Wall Street Journal:
- Trump Isn’t the EU’s Problem. Some Europeans want to use the U.S. President as a political excuse.
- Seven Earth-Size Worlds Discovered Orbiting Nearby Star. Temperate planets could have liquid water suitable for life, European scientists say.
- Bernie Sanders Loyalists Are Taking Over the Democratic Party One County Office at a Time. In fight to define party in age of Donald Trump, Sanders followers want to transform it from the bottom up by taking control of low-level state and county posts.
- Tillerson, Kelly Head to Mexico for Talks Amid Diplomatic Tensions. Two cabinet officials to discuss border, law-enforcement cooperation and trade with Mexican president, others.
- Trump's tax plan is coming, but what to expect is an open question.
- Six months after Olympics, Rio is falling apart and the IOC should have seen it coming.
- Wal-Mart(WMT) shares to rally 23 percent in the next 12 months on strong e-commerce growth, Bank of America says.
- Facebook(FB) shares hit all-time high.
- MSNBC Anchor: "Our Job" Is To "Control Exactly What People Think". (video)
- "It's Absolutely Out Of Control": Did Trump Just Spoil The Deficit-Spending Party? (video)
- Philadelphia Soda Tax Leads To 30-50% Plunge In Sales, Mass Layoffs.
- Trump To Revoke Obama's Transgender Bathroom Rule.
- French Bonds, Euro Spike After French Candidate Bayrou Endorses Macron, Le Pen's Chief Of Staff Detained.
- Existing Home Sales Hit Decade High As Prices Jump More Than 7%. (graph)
- Iran Warns US: "The Enemy Will Receive A Strong Slap In The Face".
- Bank of America(BAC) Clients Sell Stocks For The First Time Since The US Election. (graph)
- In Latest "Military Escalation" China Prepares Deployment Of SAM Batteries On South China Sea Islands.
- Mexico says it 'will not accept' Trump's new immigration plans, and it could retaliate.
- Carl Icahn just jumped into a $90 billion drug maker, and people are betting it'll be a takeover target.
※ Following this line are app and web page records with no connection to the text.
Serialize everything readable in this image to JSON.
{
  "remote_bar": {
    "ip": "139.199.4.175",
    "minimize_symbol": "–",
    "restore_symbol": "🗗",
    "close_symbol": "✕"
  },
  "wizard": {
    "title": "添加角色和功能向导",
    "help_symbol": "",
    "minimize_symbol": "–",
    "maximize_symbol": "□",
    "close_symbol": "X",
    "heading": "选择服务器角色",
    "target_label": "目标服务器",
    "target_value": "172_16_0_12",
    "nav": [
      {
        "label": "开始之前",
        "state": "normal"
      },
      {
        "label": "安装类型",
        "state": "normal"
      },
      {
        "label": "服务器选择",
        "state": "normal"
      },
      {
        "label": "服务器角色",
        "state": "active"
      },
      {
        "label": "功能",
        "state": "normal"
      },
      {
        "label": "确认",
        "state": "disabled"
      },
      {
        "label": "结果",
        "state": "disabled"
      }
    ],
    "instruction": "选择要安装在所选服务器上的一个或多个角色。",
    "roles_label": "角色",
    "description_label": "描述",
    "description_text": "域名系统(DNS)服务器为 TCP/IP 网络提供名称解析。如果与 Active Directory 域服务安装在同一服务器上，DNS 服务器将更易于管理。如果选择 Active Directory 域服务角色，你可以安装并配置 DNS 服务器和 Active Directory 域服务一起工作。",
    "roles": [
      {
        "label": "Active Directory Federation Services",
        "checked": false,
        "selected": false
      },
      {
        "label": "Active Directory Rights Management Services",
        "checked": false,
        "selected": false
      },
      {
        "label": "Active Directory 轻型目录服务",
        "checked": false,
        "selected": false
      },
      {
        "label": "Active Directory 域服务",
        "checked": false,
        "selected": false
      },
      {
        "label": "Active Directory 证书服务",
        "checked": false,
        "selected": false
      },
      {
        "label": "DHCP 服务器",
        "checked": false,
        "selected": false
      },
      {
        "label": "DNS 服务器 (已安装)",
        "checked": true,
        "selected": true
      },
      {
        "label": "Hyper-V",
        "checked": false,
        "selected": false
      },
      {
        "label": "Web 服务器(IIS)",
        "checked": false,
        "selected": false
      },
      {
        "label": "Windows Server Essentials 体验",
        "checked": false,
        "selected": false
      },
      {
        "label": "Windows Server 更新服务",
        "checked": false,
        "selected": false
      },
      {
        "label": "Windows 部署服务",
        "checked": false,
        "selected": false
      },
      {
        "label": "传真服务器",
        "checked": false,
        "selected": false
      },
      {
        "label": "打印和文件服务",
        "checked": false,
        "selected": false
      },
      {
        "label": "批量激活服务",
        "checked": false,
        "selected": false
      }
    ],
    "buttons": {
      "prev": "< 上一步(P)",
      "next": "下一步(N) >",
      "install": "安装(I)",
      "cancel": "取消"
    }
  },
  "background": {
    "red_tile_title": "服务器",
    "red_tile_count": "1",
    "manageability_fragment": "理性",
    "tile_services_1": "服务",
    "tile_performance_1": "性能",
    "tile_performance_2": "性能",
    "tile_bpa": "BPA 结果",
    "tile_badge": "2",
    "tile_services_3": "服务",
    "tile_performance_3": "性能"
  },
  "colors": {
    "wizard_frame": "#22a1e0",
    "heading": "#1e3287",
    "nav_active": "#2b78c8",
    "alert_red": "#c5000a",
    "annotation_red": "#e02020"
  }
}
- First Solar(FSLR) tanks after huge restructuring charge.
- Small business owners are excited about the US economy - and they're giving Trump the credit.
- EU’s ‘currency nationalism’ could splinter world’s financial system, warns Bank of England deputy. The EU’s plot to seize euro derivative clearing from London and forcibly move the business into the eurozone could “be a road to the splintering of this global infrastructure”, according to Sir Jon Cunliffe, the Bank of England’s deputy governor.